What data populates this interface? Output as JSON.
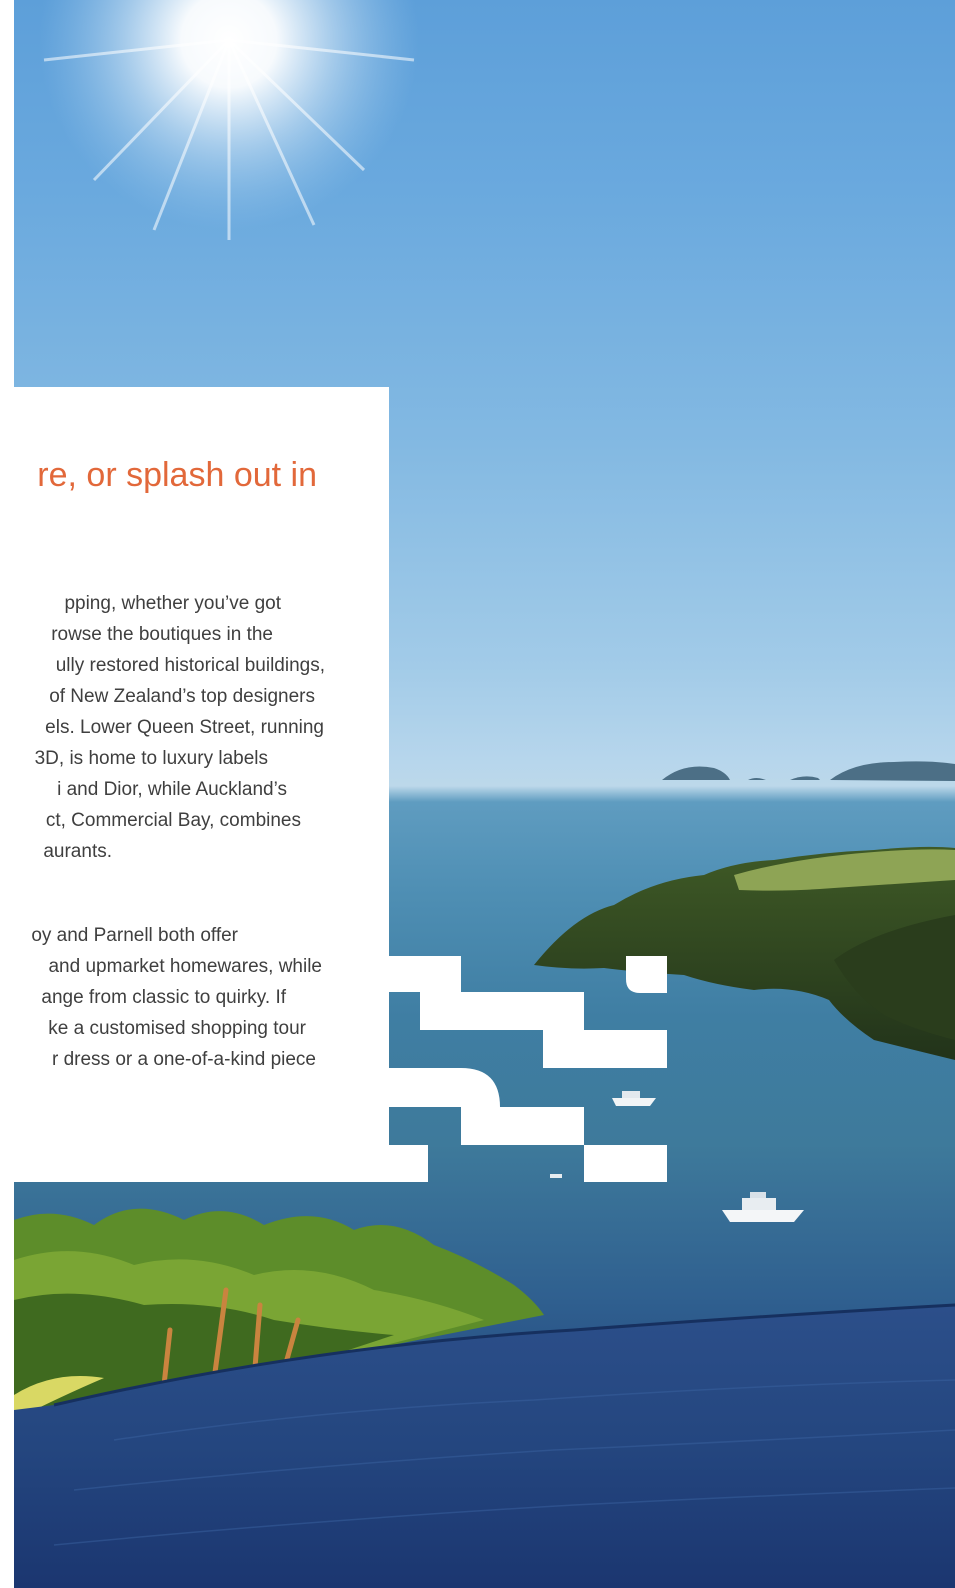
{
  "article": {
    "heading_fragment": "re, or splash out in",
    "paragraph_1": [
      "pping, whether you’ve got",
      "rowse the boutiques in the",
      "ully restored historical buildings,",
      " of New Zealand’s top designers",
      "els. Lower Queen Street, running",
      "3D, is home to luxury labels",
      "i and Dior, while Auckland’s",
      "ct, Commercial Bay, combines",
      "aurants."
    ],
    "paragraph_2": [
      "oy and Parnell both offer",
      "and upmarket homewares, while",
      "ange from classic to quirky. If",
      "ke a customised shopping tour",
      "r dress or a one-of-a-kind piece"
    ]
  },
  "colors": {
    "heading": "#e2683a",
    "body_text": "#3f3f3f",
    "panel": "#ffffff"
  },
  "photo": {
    "icon": "landscape-photo"
  }
}
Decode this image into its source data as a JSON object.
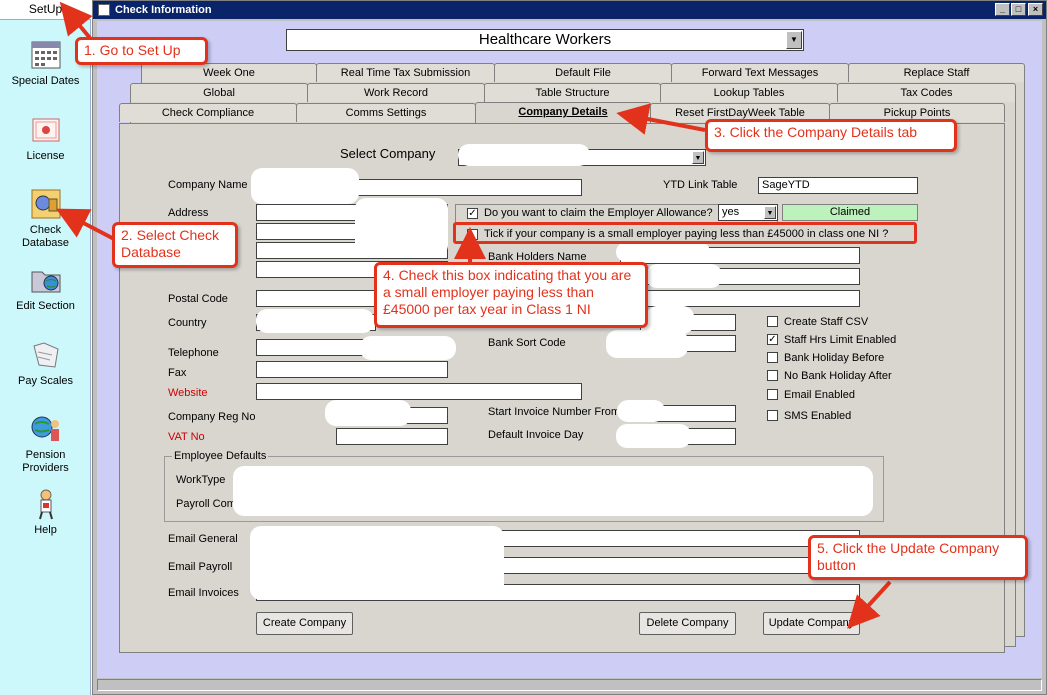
{
  "sidebar": {
    "setup_label": "SetUp",
    "items": [
      {
        "label": "Special Dates",
        "icon": "calendar-icon"
      },
      {
        "label": "License",
        "icon": "certificate-icon"
      },
      {
        "label": "Check Database",
        "icon": "database-icon"
      },
      {
        "label": "Edit Section",
        "icon": "folder-globe-icon"
      },
      {
        "label": "Pay Scales",
        "icon": "scales-icon"
      },
      {
        "label": "Pension Providers",
        "icon": "people-globe-icon"
      },
      {
        "label": "Help",
        "icon": "help-person-icon"
      }
    ]
  },
  "window": {
    "title": "Check Information",
    "minimize": "_",
    "maximize": "□",
    "close": "×"
  },
  "group_select": {
    "value": "Healthcare Workers"
  },
  "tabs": {
    "row1": [
      "Week One",
      "Real Time Tax Submission",
      "Default File",
      "Forward Text Messages",
      "Replace Staff"
    ],
    "row2": [
      "Global",
      "Work Record",
      "Table Structure",
      "Lookup Tables",
      "Tax Codes"
    ],
    "row3": [
      "Check Compliance",
      "Comms Settings",
      "Company Details",
      "Reset FirstDayWeek Table",
      "Pickup Points"
    ]
  },
  "form": {
    "select_company_label": "Select Company",
    "company_name_label": "Company Name",
    "address_label": "Address",
    "postal_code_label": "Postal Code",
    "country_label": "Country",
    "telephone_label": "Telephone",
    "fax_label": "Fax",
    "website_label": "Website",
    "company_reg_label": "Company Reg No",
    "vat_label": "VAT No",
    "ytd_label": "YTD Link Table",
    "ytd_value": "SageYTD",
    "employer_allowance_question": "Do you want to claim the Employer Allowance?",
    "employer_allowance_value": "yes",
    "claimed_status": "Claimed",
    "small_employer_question": "Tick if your company is a small employer paying less than £45000  in class one NI ?",
    "bank_holders_label": "Bank Holders Name",
    "bank_sort_label": "Bank Sort Code",
    "start_invoice_label": "Start Invoice Number From",
    "default_invoice_label": "Default Invoice Day",
    "employee_defaults_title": "Employee Defaults",
    "worktype_label": "WorkType",
    "payroll_comp_label": "Payroll Comp",
    "email_general_label": "Email General",
    "email_payroll_label": "Email Payroll",
    "email_invoices_label": "Email Invoices",
    "options": [
      {
        "label": "Create Staff CSV",
        "checked": false
      },
      {
        "label": "Staff Hrs Limit Enabled",
        "checked": true
      },
      {
        "label": "Bank Holiday Before",
        "checked": false
      },
      {
        "label": "No Bank Holiday After",
        "checked": false
      },
      {
        "label": "Email Enabled",
        "checked": false
      },
      {
        "label": "SMS Enabled",
        "checked": false
      }
    ],
    "check_mark": "✓",
    "create_company_button": "Create Company",
    "delete_company_button": "Delete Company",
    "update_company_button": "Update Company"
  },
  "callouts": {
    "step1": "1. Go to Set Up",
    "step2": "2. Select Check Database",
    "step3": "3. Click the Company Details tab",
    "step4": "4. Check this box indicating that you are a small employer paying less than £45000 per tax year in Class 1 NI",
    "step5": "5. Click the Update Company button"
  },
  "colors": {
    "callout_red": "#e2321c",
    "title_bar": "#0a246a",
    "client_bg": "#cdcdf5",
    "sidebar_bg": "#ccf8fb",
    "claimed_bg": "#bdf2bd"
  }
}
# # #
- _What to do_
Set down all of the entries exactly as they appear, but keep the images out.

- _Output of the exercise_
What data populates this interface? Output as JSON.
{
  "article": {
    "heading_fragment": "re, or splash out in",
    "paragraph_1": [
      "pping, whether you’ve got",
      "rowse the boutiques in the",
      "ully restored historical buildings,",
      " of New Zealand’s top designers",
      "els. Lower Queen Street, running",
      "3D, is home to luxury labels",
      "i and Dior, while Auckland’s",
      "ct, Commercial Bay, combines",
      "aurants."
    ],
    "paragraph_2": [
      "oy and Parnell both offer",
      "and upmarket homewares, while",
      "ange from classic to quirky. If",
      "ke a customised shopping tour",
      "r dress or a one-of-a-kind piece"
    ]
  },
  "colors": {
    "heading": "#e2683a",
    "body_text": "#3f3f3f",
    "panel": "#ffffff"
  },
  "photo": {
    "icon": "landscape-photo"
  }
}
Decode this image into its source data as a JSON object.
{
  "sidebar": {
    "setup_label": "SetUp",
    "items": [
      {
        "label": "Special Dates",
        "icon": "calendar-icon"
      },
      {
        "label": "License",
        "icon": "certificate-icon"
      },
      {
        "label": "Check Database",
        "icon": "database-icon"
      },
      {
        "label": "Edit Section",
        "icon": "folder-globe-icon"
      },
      {
        "label": "Pay Scales",
        "icon": "scales-icon"
      },
      {
        "label": "Pension Providers",
        "icon": "people-globe-icon"
      },
      {
        "label": "Help",
        "icon": "help-person-icon"
      }
    ]
  },
  "window": {
    "title": "Check Information",
    "minimize": "_",
    "maximize": "□",
    "close": "×"
  },
  "group_select": {
    "value": "Healthcare Workers"
  },
  "tabs": {
    "row1": [
      "Week One",
      "Real Time Tax Submission",
      "Default File",
      "Forward Text Messages",
      "Replace Staff"
    ],
    "row2": [
      "Global",
      "Work Record",
      "Table Structure",
      "Lookup Tables",
      "Tax Codes"
    ],
    "row3": [
      "Check Compliance",
      "Comms Settings",
      "Company Details",
      "Reset FirstDayWeek Table",
      "Pickup Points"
    ]
  },
  "form": {
    "select_company_label": "Select Company",
    "company_name_label": "Company Name",
    "address_label": "Address",
    "postal_code_label": "Postal Code",
    "country_label": "Country",
    "telephone_label": "Telephone",
    "fax_label": "Fax",
    "website_label": "Website",
    "company_reg_label": "Company Reg No",
    "vat_label": "VAT No",
    "ytd_label": "YTD Link Table",
    "ytd_value": "SageYTD",
    "employer_allowance_question": "Do you want to claim the Employer Allowance?",
    "employer_allowance_value": "yes",
    "claimed_status": "Claimed",
    "small_employer_question": "Tick if your company is a small employer paying less than £45000  in class one NI ?",
    "bank_holders_label": "Bank Holders Name",
    "bank_sort_label": "Bank Sort Code",
    "start_invoice_label": "Start Invoice Number From",
    "default_invoice_label": "Default Invoice Day",
    "employee_defaults_title": "Employee Defaults",
    "worktype_label": "WorkType",
    "payroll_comp_label": "Payroll Comp",
    "email_general_label": "Email General",
    "email_payroll_label": "Email Payroll",
    "email_invoices_label": "Email Invoices",
    "options": [
      {
        "label": "Create Staff CSV",
        "checked": false
      },
      {
        "label": "Staff Hrs Limit Enabled",
        "checked": true
      },
      {
        "label": "Bank Holiday Before",
        "checked": false
      },
      {
        "label": "No Bank Holiday After",
        "checked": false
      },
      {
        "label": "Email Enabled",
        "checked": false
      },
      {
        "label": "SMS Enabled",
        "checked": false
      }
    ],
    "check_mark": "✓",
    "create_company_button": "Create Company",
    "delete_company_button": "Delete Company",
    "update_company_button": "Update Company"
  },
  "callouts": {
    "step1": "1. Go to Set Up",
    "step2": "2. Select Check Database",
    "step3": "3. Click the Company Details tab",
    "step4": "4. Check this box indicating that you are a small employer paying less than £45000 per tax year in Class 1 NI",
    "step5": "5. Click the Update Company button"
  },
  "colors": {
    "callout_red": "#e2321c",
    "title_bar": "#0a246a",
    "client_bg": "#cdcdf5",
    "sidebar_bg": "#ccf8fb",
    "claimed_bg": "#bdf2bd"
  }
}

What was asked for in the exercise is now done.